While the demise of the dinosaurs gets more attention as far as mass extinctions go, an even more disastrous event called "the Great Dying” or the “End-Permian Extinction” happened on Earth prior to that. Now scientists discovered how this cataclysm, which took place about 250 million years ago, managed to kill off more than 90 percent of all life on the planet.

Keep reading Show less

Why we're so self-critical of ourselves after meeting someone new

A new study discovers the “liking gap” — the difference between how we view others we’re meeting for the first time, and the way we think they’re seeing us.

New acquaintances probably like you more than you think. (Photo by Simone Joyner/Getty Images)
Surprising Science

We tend to be defensive socially. When we meet new people, we’re often concerned with how we’re coming off. Our anxiety causes us to be so concerned with the impression we’re creating that we fail to notice that the same is true of the other person as well. A new study led by Erica J. Boothby, published on September 5 in Psychological Science, reveals how people tend to like us more in first encounters than we’d ever suspect.

Keep reading Show less

NASA launches ICESat-2 into orbit to track ice changes in Antarctica and Greenland

Using advanced laser technology, scientists at NASA will track global changes in ice with greater accuracy.

Firing three pairs of laser beams 10,000 times per second, the ICESat-2 satellite will measure how long it takes for faint reflections to bounce back from ground and sea ice, allowing scientists to measure the thickness, elevation and extent of global ice
popular

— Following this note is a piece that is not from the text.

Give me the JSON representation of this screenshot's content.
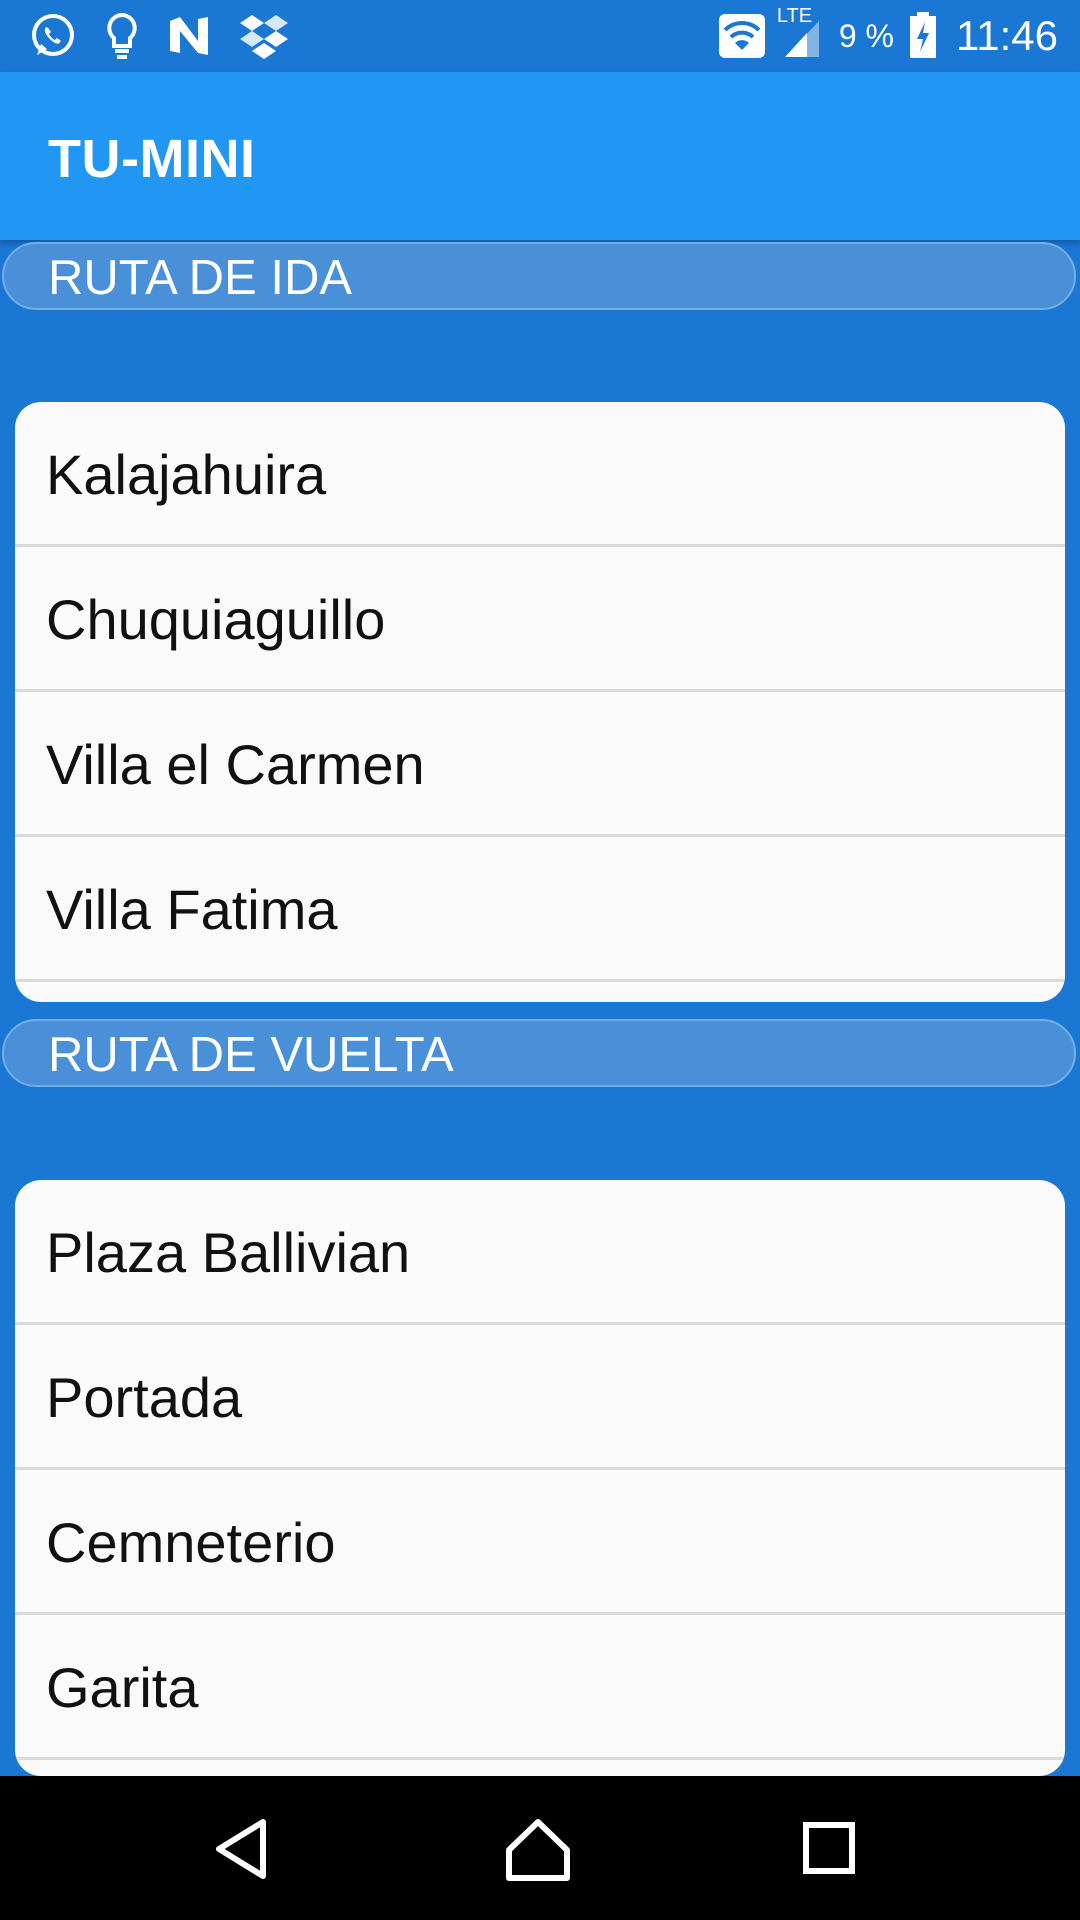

Leaving from Vandenberg Air Force base in California this coming Saturday, at 8:46 a.m. ET, the Ice, Cloud, and Land Elevation Satellite-2 — or, the "ICESat-2" — is perched atop a United Launch Alliance Delta II rocket, and when it assumes its orbit, it will study ice layers at Earth's poles, using its only payload, the Advance Topographic Laser Altimeter System (ATLAS).

Keep reading Show less